James Cook spots the south-eastern coast of Australia and his crew of the Endeavour becomes the first recorded Europeans to encounter its eastern coastline, 164 years after the first undisputed sighting of the western coastline by the Dutch in 1606, and 148 years after the first English sighting. (Ten days later Cook’s expedition makes landfall at a place he called Botany Bay, now known as the Kurnell Peninsula, and made contact with the Gweagal.)

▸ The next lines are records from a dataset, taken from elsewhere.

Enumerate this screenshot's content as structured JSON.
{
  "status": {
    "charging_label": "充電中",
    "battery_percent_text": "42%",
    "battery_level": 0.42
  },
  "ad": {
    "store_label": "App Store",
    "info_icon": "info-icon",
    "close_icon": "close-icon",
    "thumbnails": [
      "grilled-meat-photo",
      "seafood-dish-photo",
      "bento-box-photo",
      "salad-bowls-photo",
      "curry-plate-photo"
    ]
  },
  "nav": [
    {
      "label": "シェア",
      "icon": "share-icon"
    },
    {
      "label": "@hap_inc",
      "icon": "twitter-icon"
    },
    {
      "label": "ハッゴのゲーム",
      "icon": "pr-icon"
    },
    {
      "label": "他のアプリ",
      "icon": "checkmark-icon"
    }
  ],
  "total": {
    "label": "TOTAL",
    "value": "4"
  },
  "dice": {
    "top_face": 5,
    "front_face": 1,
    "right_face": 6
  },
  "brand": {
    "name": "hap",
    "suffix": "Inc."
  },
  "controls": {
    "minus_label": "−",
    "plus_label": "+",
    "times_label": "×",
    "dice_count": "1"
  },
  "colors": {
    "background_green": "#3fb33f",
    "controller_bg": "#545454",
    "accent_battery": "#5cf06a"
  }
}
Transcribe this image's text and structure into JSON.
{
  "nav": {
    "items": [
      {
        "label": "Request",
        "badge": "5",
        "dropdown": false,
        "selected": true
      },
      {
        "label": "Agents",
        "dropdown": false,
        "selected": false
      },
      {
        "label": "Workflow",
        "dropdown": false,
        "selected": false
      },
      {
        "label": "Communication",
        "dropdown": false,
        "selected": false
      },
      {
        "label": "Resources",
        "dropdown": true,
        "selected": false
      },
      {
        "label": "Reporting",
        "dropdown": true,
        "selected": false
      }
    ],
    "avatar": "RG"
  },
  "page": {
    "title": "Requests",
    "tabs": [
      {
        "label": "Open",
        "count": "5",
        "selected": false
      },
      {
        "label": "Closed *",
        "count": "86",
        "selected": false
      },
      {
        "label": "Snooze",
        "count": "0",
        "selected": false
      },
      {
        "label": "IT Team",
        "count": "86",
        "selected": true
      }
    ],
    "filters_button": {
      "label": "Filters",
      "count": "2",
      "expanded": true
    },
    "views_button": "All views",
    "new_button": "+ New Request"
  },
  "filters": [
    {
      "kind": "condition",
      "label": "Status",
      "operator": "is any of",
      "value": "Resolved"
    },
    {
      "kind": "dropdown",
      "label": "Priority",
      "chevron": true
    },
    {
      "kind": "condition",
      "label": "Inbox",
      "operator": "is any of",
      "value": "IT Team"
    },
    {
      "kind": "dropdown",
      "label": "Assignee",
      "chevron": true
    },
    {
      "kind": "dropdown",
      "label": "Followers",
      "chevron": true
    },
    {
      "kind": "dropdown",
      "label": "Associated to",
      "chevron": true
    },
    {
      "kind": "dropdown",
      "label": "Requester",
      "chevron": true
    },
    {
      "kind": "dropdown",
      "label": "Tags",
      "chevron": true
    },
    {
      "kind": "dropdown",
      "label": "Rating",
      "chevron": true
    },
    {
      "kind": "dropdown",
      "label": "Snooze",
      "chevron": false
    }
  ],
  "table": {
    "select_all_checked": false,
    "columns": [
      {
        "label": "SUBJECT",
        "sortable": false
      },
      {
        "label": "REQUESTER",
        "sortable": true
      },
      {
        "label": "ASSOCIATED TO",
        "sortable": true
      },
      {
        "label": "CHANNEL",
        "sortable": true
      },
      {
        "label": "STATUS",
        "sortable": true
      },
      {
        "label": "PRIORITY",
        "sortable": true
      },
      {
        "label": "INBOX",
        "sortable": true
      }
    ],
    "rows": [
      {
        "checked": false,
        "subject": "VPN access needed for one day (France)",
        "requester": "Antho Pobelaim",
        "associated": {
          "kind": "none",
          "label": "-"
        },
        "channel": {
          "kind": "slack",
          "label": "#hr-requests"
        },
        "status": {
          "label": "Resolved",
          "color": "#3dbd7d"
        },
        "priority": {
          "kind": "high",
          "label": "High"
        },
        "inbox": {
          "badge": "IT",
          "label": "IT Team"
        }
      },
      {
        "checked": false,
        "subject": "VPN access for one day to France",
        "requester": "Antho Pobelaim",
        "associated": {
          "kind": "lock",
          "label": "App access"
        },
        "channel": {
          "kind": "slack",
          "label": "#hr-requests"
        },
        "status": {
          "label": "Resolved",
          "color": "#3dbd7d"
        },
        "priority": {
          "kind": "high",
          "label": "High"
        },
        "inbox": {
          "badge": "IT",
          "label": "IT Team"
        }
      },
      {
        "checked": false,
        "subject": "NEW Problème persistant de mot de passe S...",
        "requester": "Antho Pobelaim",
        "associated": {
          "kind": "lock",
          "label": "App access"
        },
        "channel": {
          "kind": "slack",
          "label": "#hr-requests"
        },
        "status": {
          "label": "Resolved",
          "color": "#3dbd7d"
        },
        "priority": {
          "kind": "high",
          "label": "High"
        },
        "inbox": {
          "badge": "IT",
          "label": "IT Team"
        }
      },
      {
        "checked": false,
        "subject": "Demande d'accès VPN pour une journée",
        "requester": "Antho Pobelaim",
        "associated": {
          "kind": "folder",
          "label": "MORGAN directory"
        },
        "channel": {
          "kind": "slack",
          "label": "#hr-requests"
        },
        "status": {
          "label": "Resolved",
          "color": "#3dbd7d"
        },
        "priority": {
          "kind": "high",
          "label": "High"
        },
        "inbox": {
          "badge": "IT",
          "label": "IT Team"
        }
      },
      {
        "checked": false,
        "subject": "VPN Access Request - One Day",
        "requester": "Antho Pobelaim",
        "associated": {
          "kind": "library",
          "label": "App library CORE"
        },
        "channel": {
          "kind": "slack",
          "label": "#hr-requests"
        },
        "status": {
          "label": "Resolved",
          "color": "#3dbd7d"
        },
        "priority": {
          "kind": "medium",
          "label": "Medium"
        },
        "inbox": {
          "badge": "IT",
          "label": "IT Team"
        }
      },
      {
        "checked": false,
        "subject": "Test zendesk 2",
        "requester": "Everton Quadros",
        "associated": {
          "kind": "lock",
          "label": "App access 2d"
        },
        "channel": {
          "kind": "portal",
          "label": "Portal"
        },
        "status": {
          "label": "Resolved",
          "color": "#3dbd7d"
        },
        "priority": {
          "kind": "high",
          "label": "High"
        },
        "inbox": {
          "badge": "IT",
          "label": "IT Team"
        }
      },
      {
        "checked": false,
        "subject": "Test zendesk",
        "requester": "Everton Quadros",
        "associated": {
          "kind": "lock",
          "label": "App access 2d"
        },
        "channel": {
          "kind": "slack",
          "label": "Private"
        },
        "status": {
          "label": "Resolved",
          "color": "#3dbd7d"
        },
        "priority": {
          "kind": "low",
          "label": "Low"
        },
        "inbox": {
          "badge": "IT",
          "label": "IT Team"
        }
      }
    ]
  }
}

Cook’s expedition is significant because, 125 days, he took possession of the whole Eastern Coast, which he called New South Wales, in the name of the Kingdom of Great Britain which, thereby, became the first European power to officially claim any area on the Australian mainland. And then, a mere 18 years later, the Kingdom of Great Britain started using it as Penal Colony, transporting convicts from the cold, damp, foggy miserable shores of the Northern landscape to the warm, dry, clear, sunny shores of the Southern Australian coastline. Talk about early logistics put to good use!